§ **Source information**:
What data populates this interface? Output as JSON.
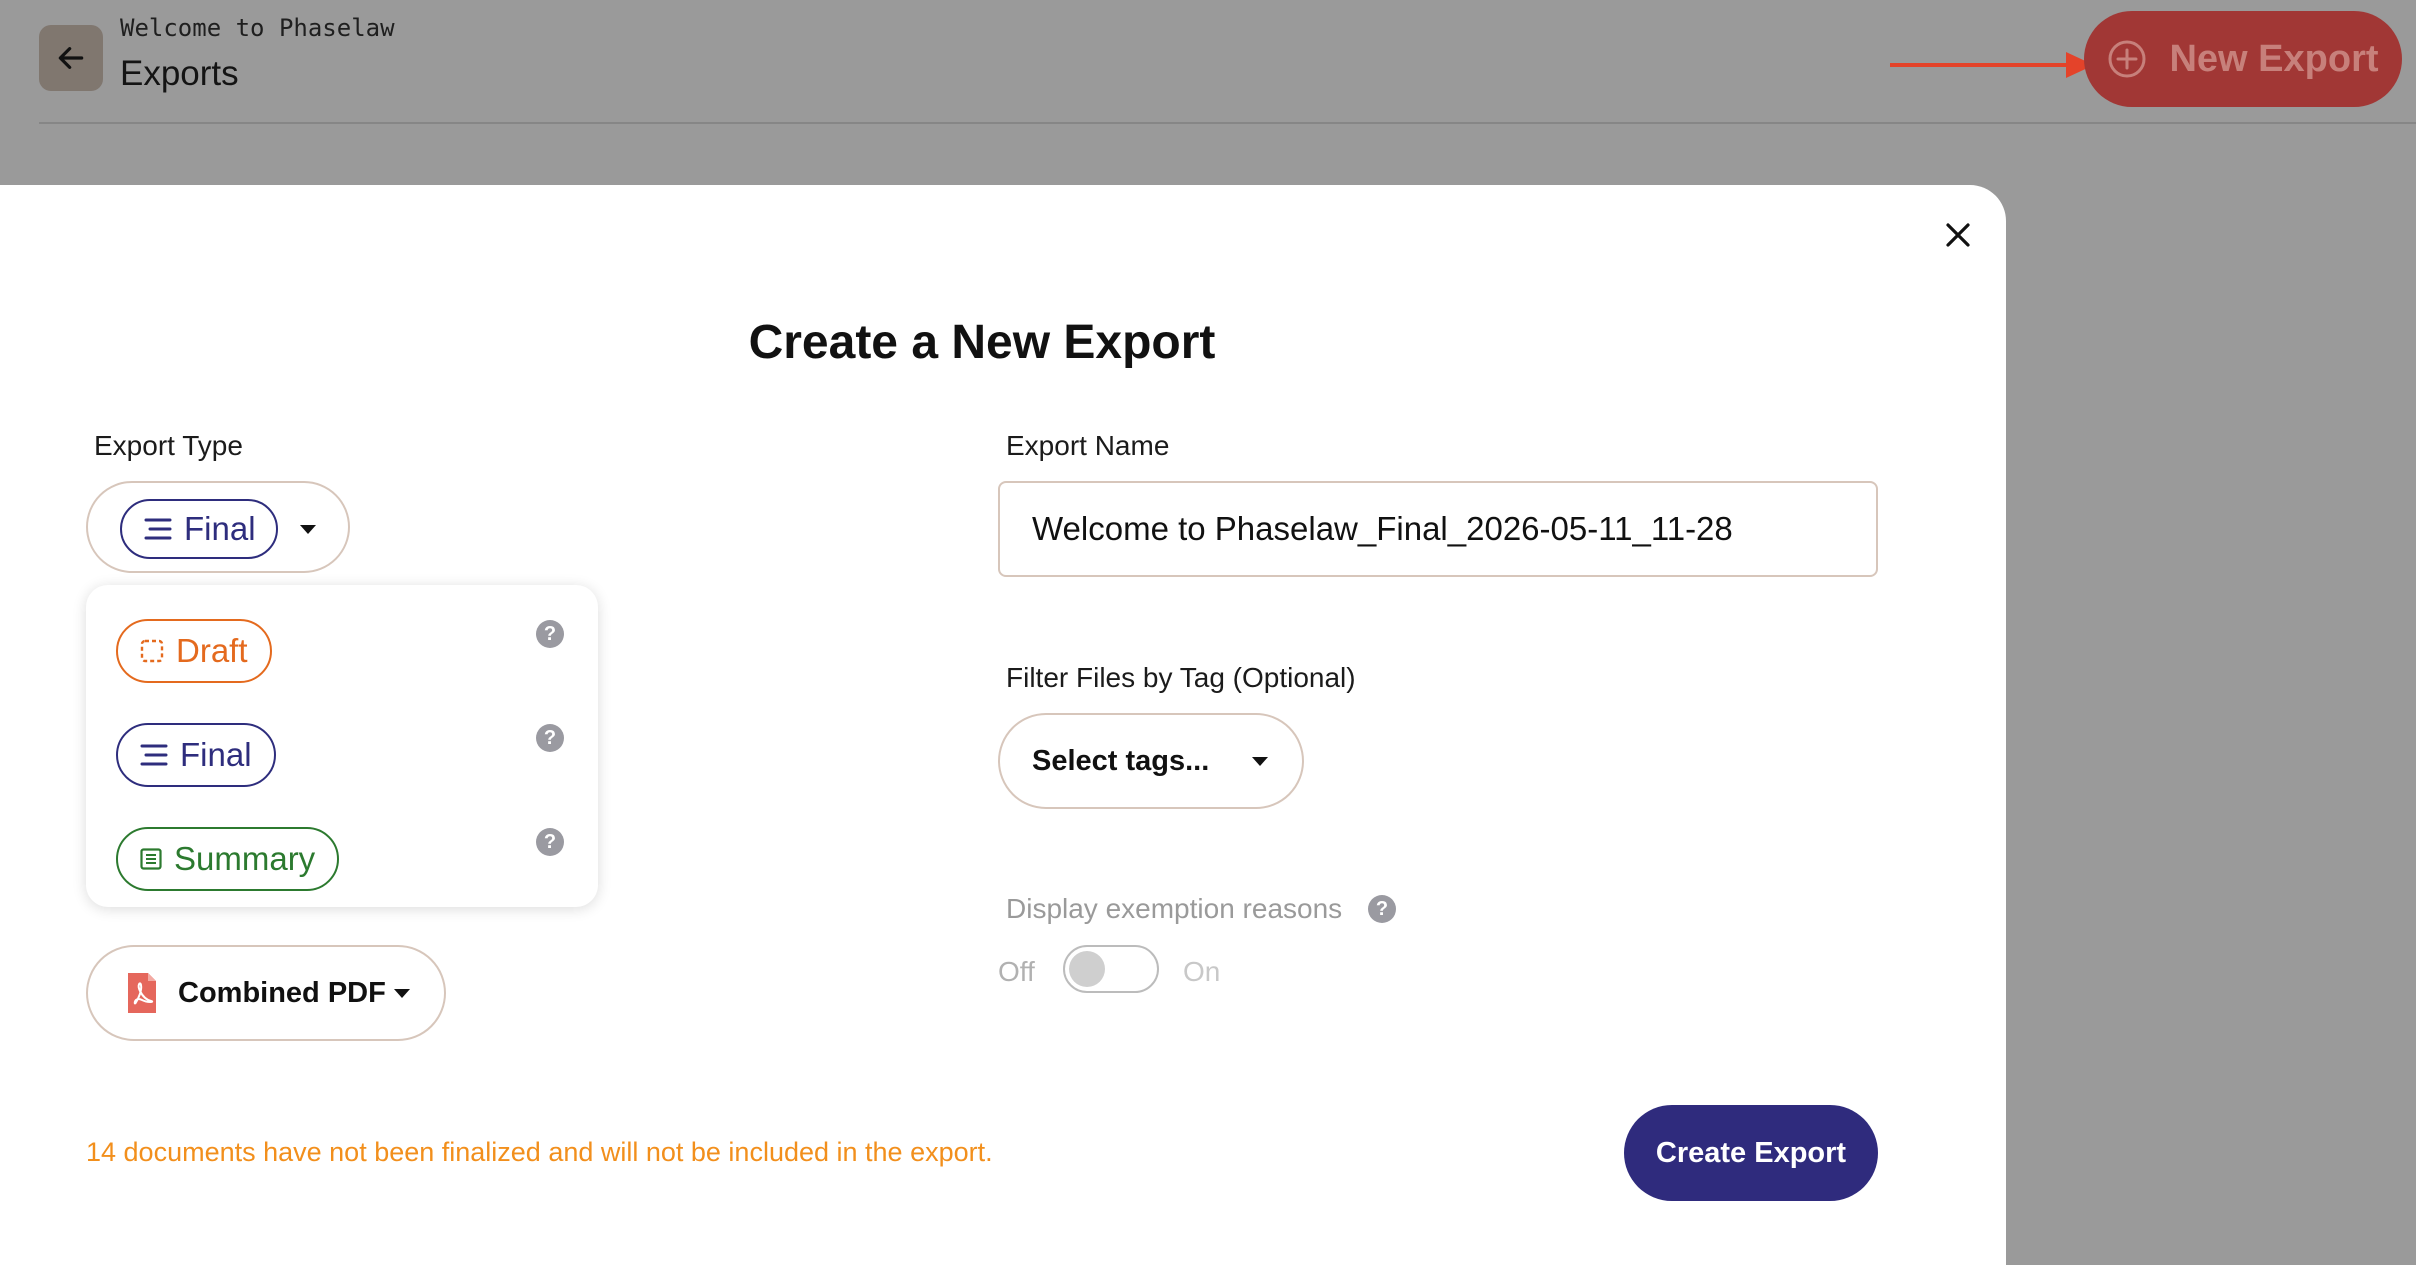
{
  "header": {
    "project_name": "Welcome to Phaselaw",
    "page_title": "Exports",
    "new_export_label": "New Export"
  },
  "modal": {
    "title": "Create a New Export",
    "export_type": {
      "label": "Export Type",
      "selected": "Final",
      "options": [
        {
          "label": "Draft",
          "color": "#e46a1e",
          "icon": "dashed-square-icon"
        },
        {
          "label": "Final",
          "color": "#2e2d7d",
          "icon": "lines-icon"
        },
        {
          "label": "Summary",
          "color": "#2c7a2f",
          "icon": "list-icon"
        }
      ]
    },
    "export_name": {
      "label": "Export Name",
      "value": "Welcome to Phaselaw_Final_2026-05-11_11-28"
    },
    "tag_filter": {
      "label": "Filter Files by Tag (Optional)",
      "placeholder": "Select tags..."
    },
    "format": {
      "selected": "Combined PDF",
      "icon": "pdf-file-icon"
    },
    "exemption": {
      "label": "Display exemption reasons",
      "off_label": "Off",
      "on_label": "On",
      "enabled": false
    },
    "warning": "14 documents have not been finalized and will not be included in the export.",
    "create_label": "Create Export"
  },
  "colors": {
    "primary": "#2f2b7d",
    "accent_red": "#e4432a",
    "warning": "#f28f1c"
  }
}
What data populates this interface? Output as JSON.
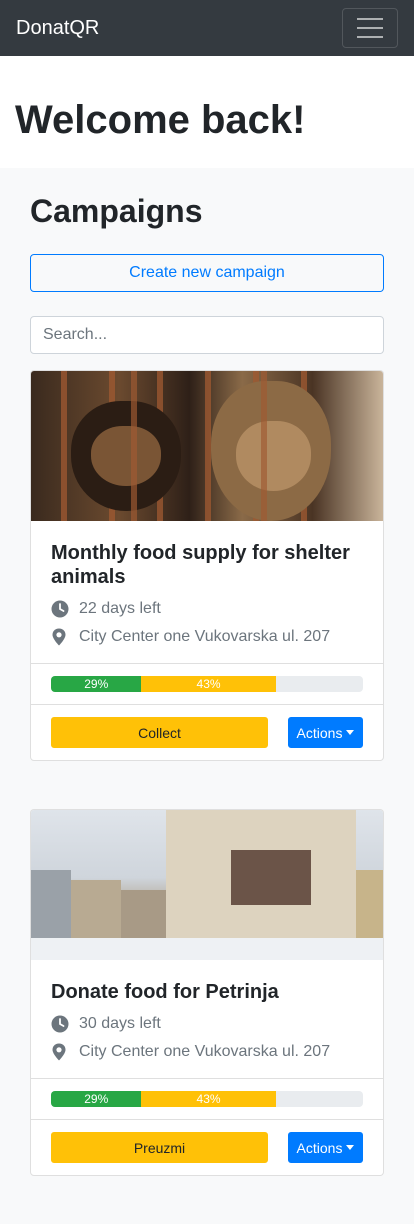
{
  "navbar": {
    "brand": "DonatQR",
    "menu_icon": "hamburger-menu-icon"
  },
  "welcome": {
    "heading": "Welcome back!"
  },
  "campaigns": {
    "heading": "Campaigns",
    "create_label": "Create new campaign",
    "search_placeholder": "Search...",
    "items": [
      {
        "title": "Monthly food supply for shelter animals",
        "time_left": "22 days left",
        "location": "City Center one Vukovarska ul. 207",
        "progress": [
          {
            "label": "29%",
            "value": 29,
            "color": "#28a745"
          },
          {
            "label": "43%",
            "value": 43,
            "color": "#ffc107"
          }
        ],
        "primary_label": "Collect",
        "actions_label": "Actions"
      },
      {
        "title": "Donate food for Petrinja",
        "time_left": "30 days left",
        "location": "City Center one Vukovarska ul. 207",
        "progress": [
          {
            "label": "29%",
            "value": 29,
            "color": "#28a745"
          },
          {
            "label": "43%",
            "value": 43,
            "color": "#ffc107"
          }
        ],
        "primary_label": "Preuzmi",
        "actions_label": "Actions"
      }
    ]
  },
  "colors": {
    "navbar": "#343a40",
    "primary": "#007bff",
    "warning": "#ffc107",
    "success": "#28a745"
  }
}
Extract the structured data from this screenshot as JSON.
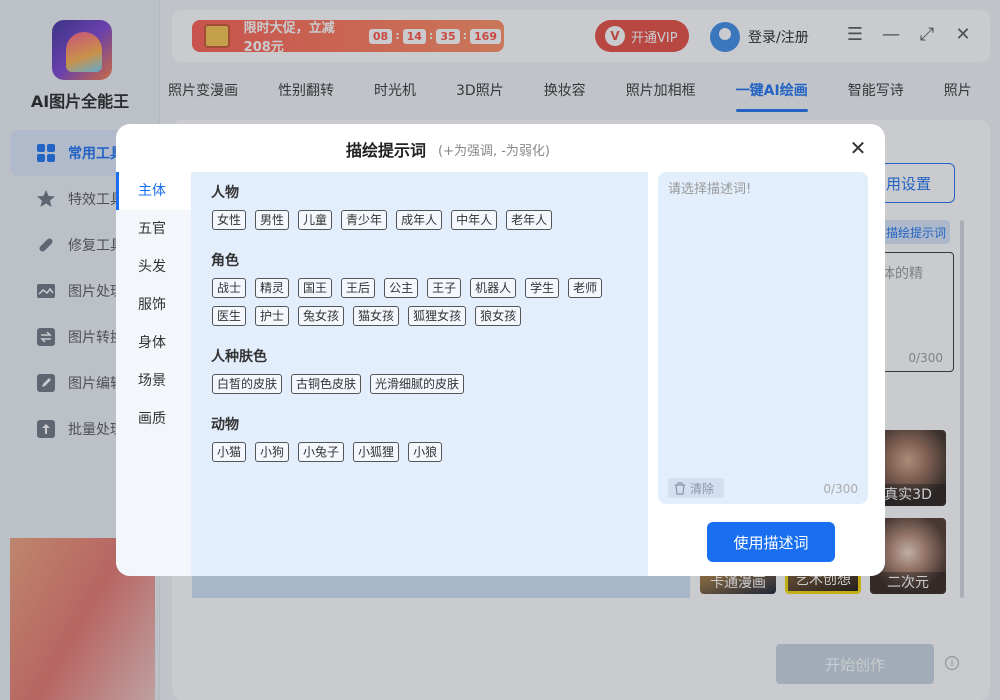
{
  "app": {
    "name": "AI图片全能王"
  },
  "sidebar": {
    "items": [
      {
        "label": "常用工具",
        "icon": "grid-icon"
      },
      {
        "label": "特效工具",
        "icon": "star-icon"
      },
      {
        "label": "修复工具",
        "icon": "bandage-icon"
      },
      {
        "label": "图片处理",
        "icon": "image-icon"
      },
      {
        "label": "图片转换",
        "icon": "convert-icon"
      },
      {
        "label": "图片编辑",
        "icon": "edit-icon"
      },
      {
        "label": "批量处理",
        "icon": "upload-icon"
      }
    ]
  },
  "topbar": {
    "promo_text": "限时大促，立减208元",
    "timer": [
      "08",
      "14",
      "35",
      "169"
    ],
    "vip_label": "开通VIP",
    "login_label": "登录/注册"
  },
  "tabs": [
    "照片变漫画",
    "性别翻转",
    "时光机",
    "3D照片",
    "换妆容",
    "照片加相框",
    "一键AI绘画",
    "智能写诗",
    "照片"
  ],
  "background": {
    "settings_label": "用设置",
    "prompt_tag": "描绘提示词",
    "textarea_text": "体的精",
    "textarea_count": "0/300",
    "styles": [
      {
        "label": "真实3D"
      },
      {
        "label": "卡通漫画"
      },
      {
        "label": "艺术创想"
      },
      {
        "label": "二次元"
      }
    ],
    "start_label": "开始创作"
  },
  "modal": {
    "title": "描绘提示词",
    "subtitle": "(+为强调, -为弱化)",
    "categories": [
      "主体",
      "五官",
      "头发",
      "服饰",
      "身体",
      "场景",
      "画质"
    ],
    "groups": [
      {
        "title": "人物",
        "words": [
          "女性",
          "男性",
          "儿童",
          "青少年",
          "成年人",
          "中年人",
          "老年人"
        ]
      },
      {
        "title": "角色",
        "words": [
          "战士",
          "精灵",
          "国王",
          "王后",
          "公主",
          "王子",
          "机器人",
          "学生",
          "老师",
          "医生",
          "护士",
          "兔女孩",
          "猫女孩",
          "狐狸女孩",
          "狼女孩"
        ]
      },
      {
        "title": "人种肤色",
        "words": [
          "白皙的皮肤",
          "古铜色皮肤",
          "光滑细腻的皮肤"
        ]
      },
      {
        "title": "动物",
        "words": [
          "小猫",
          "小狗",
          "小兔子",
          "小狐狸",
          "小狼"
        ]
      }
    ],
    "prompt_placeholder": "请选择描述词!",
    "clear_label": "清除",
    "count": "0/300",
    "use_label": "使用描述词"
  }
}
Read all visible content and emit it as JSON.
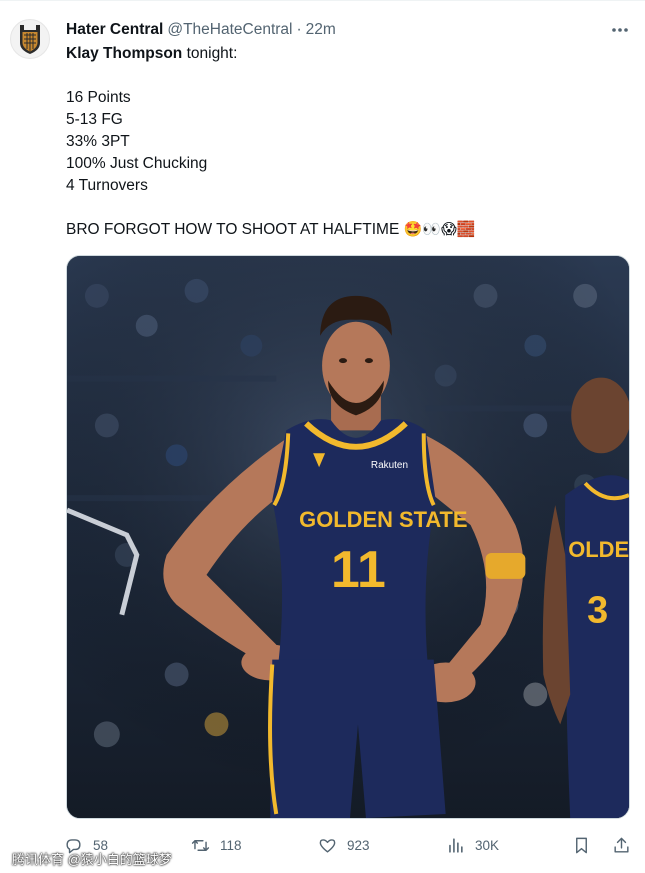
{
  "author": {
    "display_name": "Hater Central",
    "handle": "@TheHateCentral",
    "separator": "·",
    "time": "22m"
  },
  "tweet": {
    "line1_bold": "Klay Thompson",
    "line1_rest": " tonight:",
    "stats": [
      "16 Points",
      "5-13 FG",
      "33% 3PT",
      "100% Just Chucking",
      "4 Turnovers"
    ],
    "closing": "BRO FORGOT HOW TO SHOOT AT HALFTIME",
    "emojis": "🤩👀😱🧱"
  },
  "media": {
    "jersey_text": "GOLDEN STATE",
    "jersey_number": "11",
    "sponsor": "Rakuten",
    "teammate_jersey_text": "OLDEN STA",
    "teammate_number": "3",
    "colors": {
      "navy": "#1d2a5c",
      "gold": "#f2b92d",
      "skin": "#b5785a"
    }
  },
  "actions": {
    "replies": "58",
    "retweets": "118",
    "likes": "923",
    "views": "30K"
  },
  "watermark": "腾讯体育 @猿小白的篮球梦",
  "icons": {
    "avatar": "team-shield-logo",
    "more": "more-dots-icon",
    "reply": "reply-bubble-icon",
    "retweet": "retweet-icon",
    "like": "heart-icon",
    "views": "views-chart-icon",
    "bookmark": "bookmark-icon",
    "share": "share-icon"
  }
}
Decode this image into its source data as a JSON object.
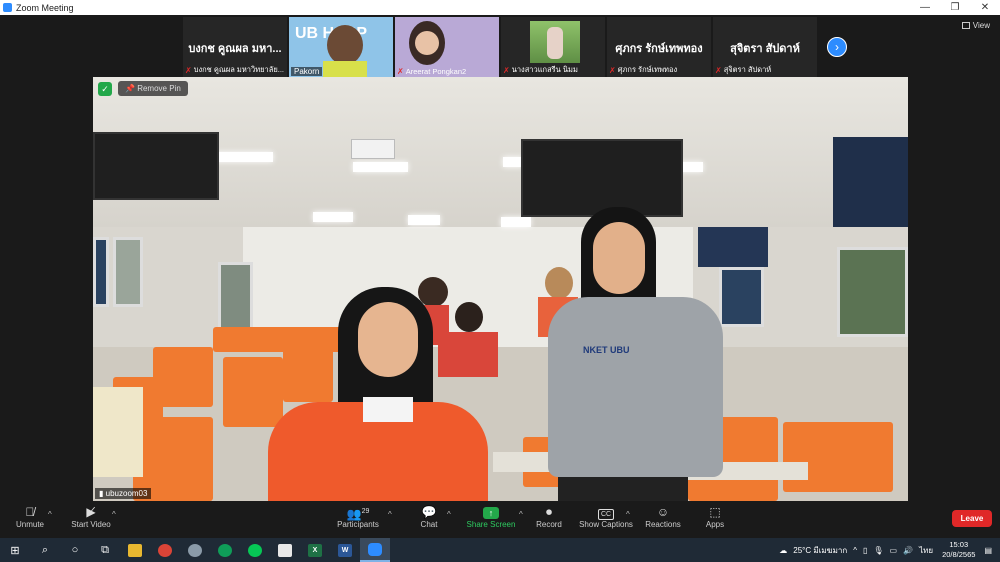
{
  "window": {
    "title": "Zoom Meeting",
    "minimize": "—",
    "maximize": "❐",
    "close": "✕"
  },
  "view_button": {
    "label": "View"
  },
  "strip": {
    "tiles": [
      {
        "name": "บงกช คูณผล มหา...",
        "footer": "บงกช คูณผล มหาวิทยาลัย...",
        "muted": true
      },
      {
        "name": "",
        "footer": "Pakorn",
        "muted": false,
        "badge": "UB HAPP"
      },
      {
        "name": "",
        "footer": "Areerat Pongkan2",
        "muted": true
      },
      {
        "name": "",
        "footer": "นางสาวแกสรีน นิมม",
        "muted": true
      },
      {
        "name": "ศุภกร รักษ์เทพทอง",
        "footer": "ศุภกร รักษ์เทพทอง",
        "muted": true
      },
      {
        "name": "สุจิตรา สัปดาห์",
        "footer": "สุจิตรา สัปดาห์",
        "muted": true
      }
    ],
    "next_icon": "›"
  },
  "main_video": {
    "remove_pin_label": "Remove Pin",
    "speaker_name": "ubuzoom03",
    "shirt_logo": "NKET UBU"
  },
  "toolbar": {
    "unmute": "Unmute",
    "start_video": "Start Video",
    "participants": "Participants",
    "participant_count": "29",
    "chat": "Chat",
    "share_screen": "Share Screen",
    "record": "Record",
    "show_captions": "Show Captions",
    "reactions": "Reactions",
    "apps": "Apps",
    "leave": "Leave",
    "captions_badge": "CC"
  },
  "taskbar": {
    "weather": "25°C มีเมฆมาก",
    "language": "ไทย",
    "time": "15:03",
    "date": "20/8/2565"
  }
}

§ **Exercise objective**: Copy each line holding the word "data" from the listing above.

§ **Task result**:
What data populates this interface? Output as JSON.
What data populates this interface? Output as JSON.
Extract the structured data from this screenshot as JSON.
Decode this image into its source data as a JSON object.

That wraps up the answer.